Microsoft makes its small business server more flexible

Windows Server 2012 R2 Essentials box shot
Now a more agile beast

Microsoft has released a preview version of Windows Server 2012 R2 Essentials that allows it run as a primary server that aligns with others as needed.

It marks a notable change from earlier versions of Essentials – Microsoft's small business version of Windows Server for up to 25 users and 50 PCs and tablets – which didn't make it possible to have multiple servers in the office.

The new version can also be installed as a virtual machine, which frees it from the previous requirement to be run directly on a server of its own.


Essentials can be installed on the Standard or Datacenter editions of Windows Server 2012 R2, making it possible to run for more than 25 users and 50 devices at an extra cost.

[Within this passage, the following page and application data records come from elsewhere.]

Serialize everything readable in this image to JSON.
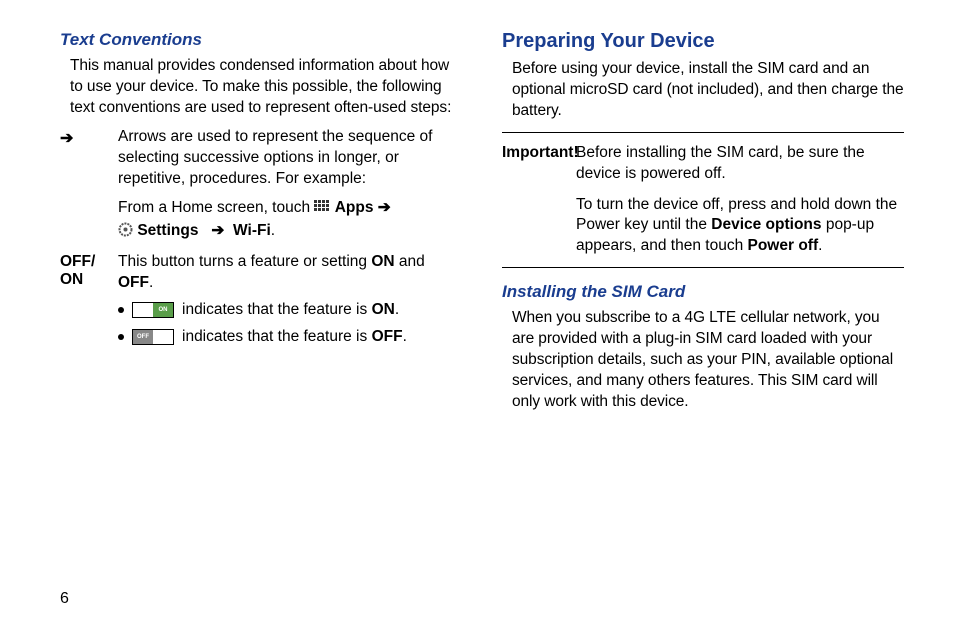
{
  "left": {
    "heading": "Text Conventions",
    "intro": "This manual provides condensed information about how to use your device. To make this possible, the following text conventions are used to represent often-used steps:",
    "arrow_symbol": "➔",
    "arrow_desc": "Arrows are used to represent the sequence of selecting successive options in longer, or repetitive, procedures. For example:",
    "example_prefix": "From a Home screen, touch ",
    "apps_label": "Apps",
    "arrow_inline": "➔",
    "settings_label": "Settings",
    "arrow_inline2": "➔",
    "wifi_label": "Wi-Fi",
    "period": ".",
    "offon_label_line1": "OFF/",
    "offon_label_line2": "ON",
    "offon_desc_1": "This button turns a feature or setting ",
    "onword": "ON",
    "andword": " and ",
    "offword": "OFF",
    "offon_desc_end": ".",
    "bullet_on_pre": " indicates that the feature is ",
    "bullet_on_state": "ON",
    "bullet_off_pre": " indicates that the feature is ",
    "bullet_off_state": "OFF",
    "toggle_on_text": "ON",
    "toggle_off_text": "OFF"
  },
  "right": {
    "heading": "Preparing Your Device",
    "intro": "Before using your device, install the SIM card and an optional microSD card (not included), and then charge the battery.",
    "important_label": "Important!",
    "important_p1_pre": "Before installing the SIM card, be sure the device is powered off.",
    "important_p2_pre": "To turn the device off, press and hold down the Power key until the ",
    "device_options": "Device options",
    "important_p2_mid": " pop-up appears, and then touch ",
    "power_off": "Power off",
    "important_p2_end": ".",
    "subheading": "Installing the SIM Card",
    "sim_body": "When you subscribe to a 4G LTE cellular network, you are provided with a plug-in SIM card loaded with your subscription details, such as your PIN, available optional services, and many others features. This SIM card will only work with this device."
  },
  "page_number": "6"
}
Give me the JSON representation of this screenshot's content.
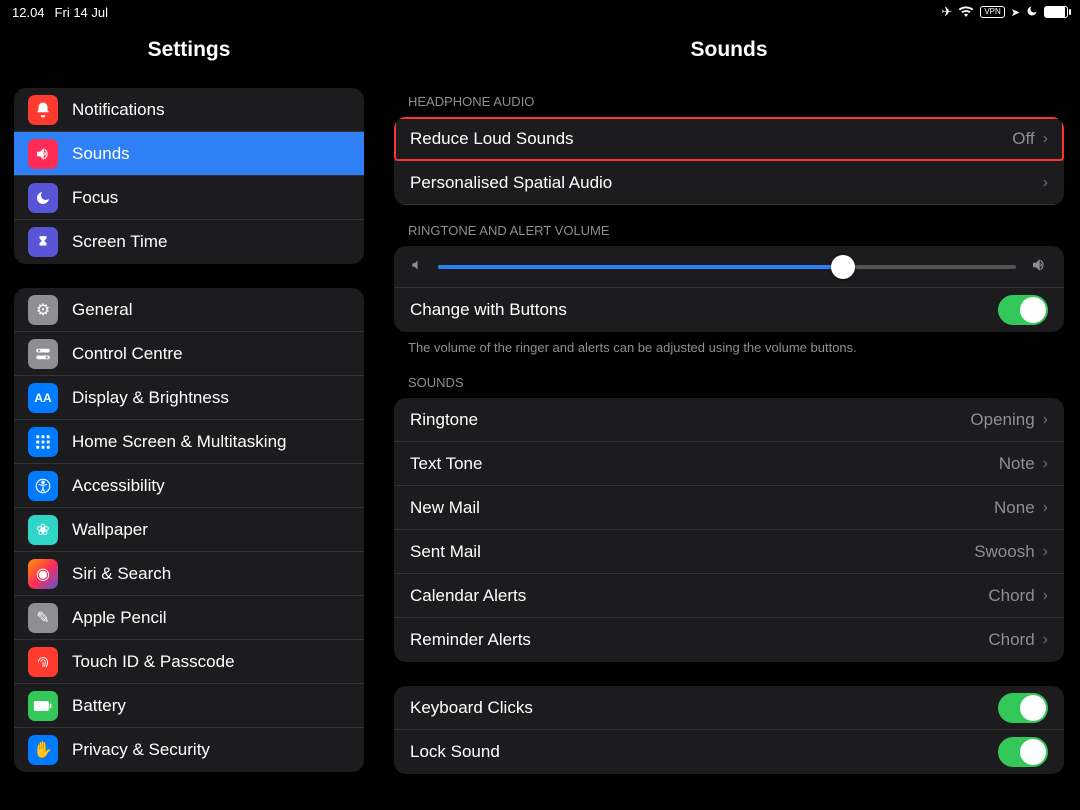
{
  "status": {
    "time": "12.04",
    "date": "Fri 14 Jul"
  },
  "sidebar": {
    "title": "Settings",
    "group1": [
      {
        "label": "Notifications"
      },
      {
        "label": "Sounds"
      },
      {
        "label": "Focus"
      },
      {
        "label": "Screen Time"
      }
    ],
    "group2": [
      {
        "label": "General"
      },
      {
        "label": "Control Centre"
      },
      {
        "label": "Display & Brightness"
      },
      {
        "label": "Home Screen & Multitasking"
      },
      {
        "label": "Accessibility"
      },
      {
        "label": "Wallpaper"
      },
      {
        "label": "Siri & Search"
      },
      {
        "label": "Apple Pencil"
      },
      {
        "label": "Touch ID & Passcode"
      },
      {
        "label": "Battery"
      },
      {
        "label": "Privacy & Security"
      }
    ]
  },
  "main": {
    "title": "Sounds",
    "sections": {
      "headphone": "Headphone Audio",
      "ringtone_vol": "Ringtone and Alert Volume",
      "sounds": "Sounds"
    },
    "headphone_rows": {
      "reduce": {
        "label": "Reduce Loud Sounds",
        "value": "Off"
      },
      "spatial": {
        "label": "Personalised Spatial Audio"
      }
    },
    "change_buttons": {
      "label": "Change with Buttons"
    },
    "volume_footnote": "The volume of the ringer and alerts can be adjusted using the volume buttons.",
    "sound_rows": [
      {
        "label": "Ringtone",
        "value": "Opening"
      },
      {
        "label": "Text Tone",
        "value": "Note"
      },
      {
        "label": "New Mail",
        "value": "None"
      },
      {
        "label": "Sent Mail",
        "value": "Swoosh"
      },
      {
        "label": "Calendar Alerts",
        "value": "Chord"
      },
      {
        "label": "Reminder Alerts",
        "value": "Chord"
      }
    ],
    "toggles": {
      "keyboard": {
        "label": "Keyboard Clicks"
      },
      "lock": {
        "label": "Lock Sound"
      }
    }
  }
}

This raises the prospect of consultants and service providers offering Essentials as a service for small businesses that need a server but don't want the hardware in their office.

Microsoft says it has also improved the remote connection for managing Essentials; an IT administrator can use the same software to connect to multiple servers, and if they are connecting from a domain-joined PC they can set an automatic connection to a virtual private network.

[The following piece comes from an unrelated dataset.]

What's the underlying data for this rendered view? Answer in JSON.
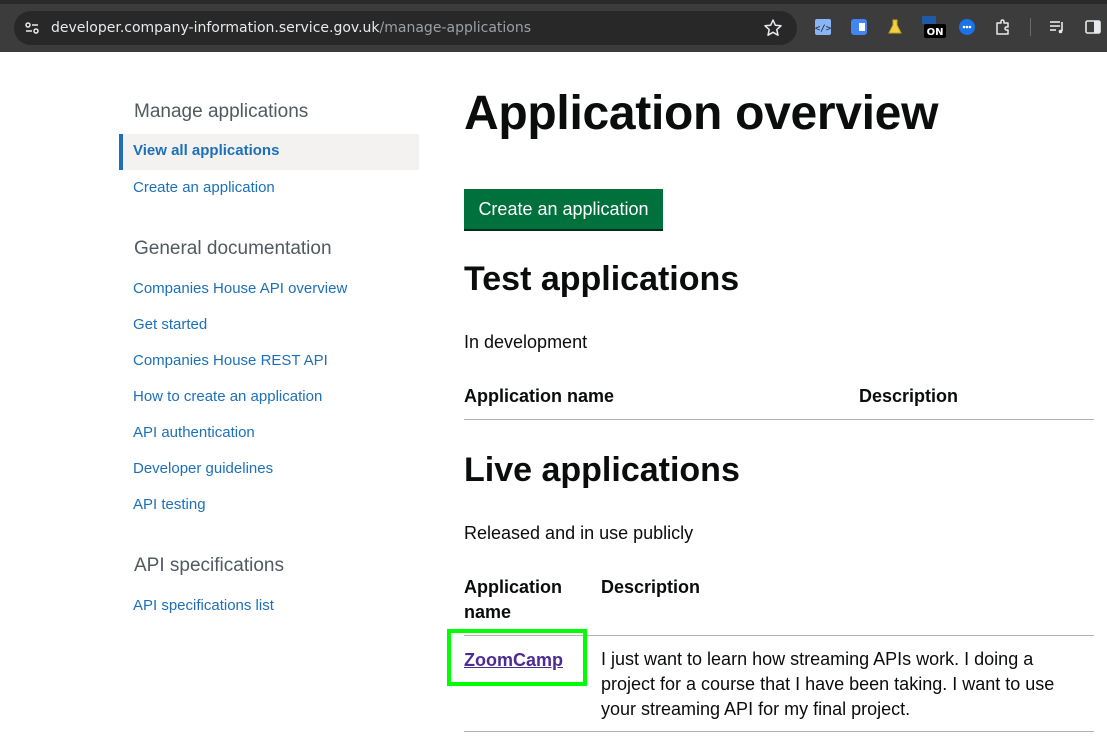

If Essentials is running on a server in a branch office, it is also possible to use the BranchCache feature to speed up file transfers and web browsing between two networks.

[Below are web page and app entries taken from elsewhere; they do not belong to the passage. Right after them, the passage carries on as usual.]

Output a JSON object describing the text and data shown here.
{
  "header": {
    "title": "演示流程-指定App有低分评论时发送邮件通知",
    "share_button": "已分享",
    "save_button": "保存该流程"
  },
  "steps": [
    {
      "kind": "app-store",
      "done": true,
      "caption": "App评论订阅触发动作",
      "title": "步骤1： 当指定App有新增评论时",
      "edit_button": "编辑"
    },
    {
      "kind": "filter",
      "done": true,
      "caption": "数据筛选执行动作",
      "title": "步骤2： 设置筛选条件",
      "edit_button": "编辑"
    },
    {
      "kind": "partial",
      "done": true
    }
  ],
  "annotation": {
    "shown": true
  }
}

Other features include the ability to manage storage on more than one server from the same dashboard on Essentials; a function to create user groups to give different permissions to people with different roles; the ability to manage Office 365 accounts and SharePoint libraries; and to use Exchange features for managing smartphones and tablets.

Details are not yet available on when the final version will be available of how much it will cost to upgrade.


Mary (Twitter, Google+, website) started her career at Future Publishing, saw the AOL meltdown first hand the first time around when she ran the AOL UK computing channel, and she's been a freelance tech writer for over a decade. She's used every version of Windows and Office released, and every smartphone too, but she's still looking for the perfect tablet. Yes, she really does have USB earrings.